“Your baby may have some difficulty if they’re small for their gestational age, or are born with any oral abnormalities making it hard to breastfeed,” she says. Babies born earlier than term often do not have the energy to vigorously suckle, reducing stimulation to the mother’s breasts, says Segrave-Daly. "Infrequent and ineffective feeding can delay lactogenesis due to decreased removal of colostrum and possibly because the mother’s body is not getting as strong a hormonal signal,” she says.

4. Having A High BMI Can Impact Breast Milk Production

Another primary risk factor for delayed milk supply is having a body mass index (BMI) in the overweight or obese range, according to Segrave-Daly. While BMI’s validity for gauging healthy weight has been questioned, she still suggests keeping it in mind as a guideline.

5. Major Stress During Your First Trimester Can Delay Your Milk Production

While physical stress during labor and delivery has a direct impact on milk production, so can mental stress months in advance. When major life changes or losses occur, they can take a toll on the body, and this includes milk production in pregnant women.

Segrave-Daly says in a study of 3,316 women, "Stressful life events, such as job loss, divorce, or the death of a family member in the first trimester of pregnancy were correlated with delayed onset of lactogenesis."
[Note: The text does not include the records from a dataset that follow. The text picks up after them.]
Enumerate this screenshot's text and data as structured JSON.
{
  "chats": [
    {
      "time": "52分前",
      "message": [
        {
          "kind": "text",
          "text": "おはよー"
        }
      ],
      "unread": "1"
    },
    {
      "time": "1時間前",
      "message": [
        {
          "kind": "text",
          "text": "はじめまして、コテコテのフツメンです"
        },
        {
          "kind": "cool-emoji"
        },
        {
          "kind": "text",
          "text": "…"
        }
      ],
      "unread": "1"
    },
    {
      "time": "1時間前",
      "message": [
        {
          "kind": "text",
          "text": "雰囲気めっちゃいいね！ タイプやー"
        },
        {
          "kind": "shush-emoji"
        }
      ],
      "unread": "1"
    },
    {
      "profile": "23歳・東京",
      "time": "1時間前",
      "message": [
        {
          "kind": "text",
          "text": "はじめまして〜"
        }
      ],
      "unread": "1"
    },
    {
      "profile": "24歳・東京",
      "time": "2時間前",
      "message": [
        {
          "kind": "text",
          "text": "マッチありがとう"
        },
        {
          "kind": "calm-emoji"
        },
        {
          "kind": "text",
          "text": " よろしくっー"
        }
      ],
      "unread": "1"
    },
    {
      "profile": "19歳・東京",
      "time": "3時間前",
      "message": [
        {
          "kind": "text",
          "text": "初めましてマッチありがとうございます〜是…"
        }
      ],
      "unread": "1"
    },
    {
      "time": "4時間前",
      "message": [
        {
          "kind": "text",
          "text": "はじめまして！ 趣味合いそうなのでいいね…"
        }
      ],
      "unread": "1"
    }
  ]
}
With all these risk factors in mind, what can a mom-to-be really do? Many of these situations are out of women’s control, but there are certain things you can do to make the best of a delayed milk supply.

“We do have some evidence that the more breastfeeding a baby does in the early days, the greater the overall milk production," Hafken says. "If a mother is separated from her baby, she can hand express and pump her milk to encourage her body to make more.”

Both experts agree that moms who have delayed milk supplies can still go on to breastfeed successfully when their milk is ready.

“A delay in lactogenesis does not mean chronic low milk production,” says Segrave-Daly. “Once the milk starts coming in, whether on day four or day 10, frequent and thorough milk removal is a powerful way to support full milk production.”

The most important thing a new mom can do is avoid blaming herself for whatever amount of milk her body produces or how long it takes to get there, says Hafken.

Experts:

Jody Segrave-Daly, RN, IBCLC, cofounder of the Fed Is Best Foundation

Lynnette Hafken, MA, IBCLC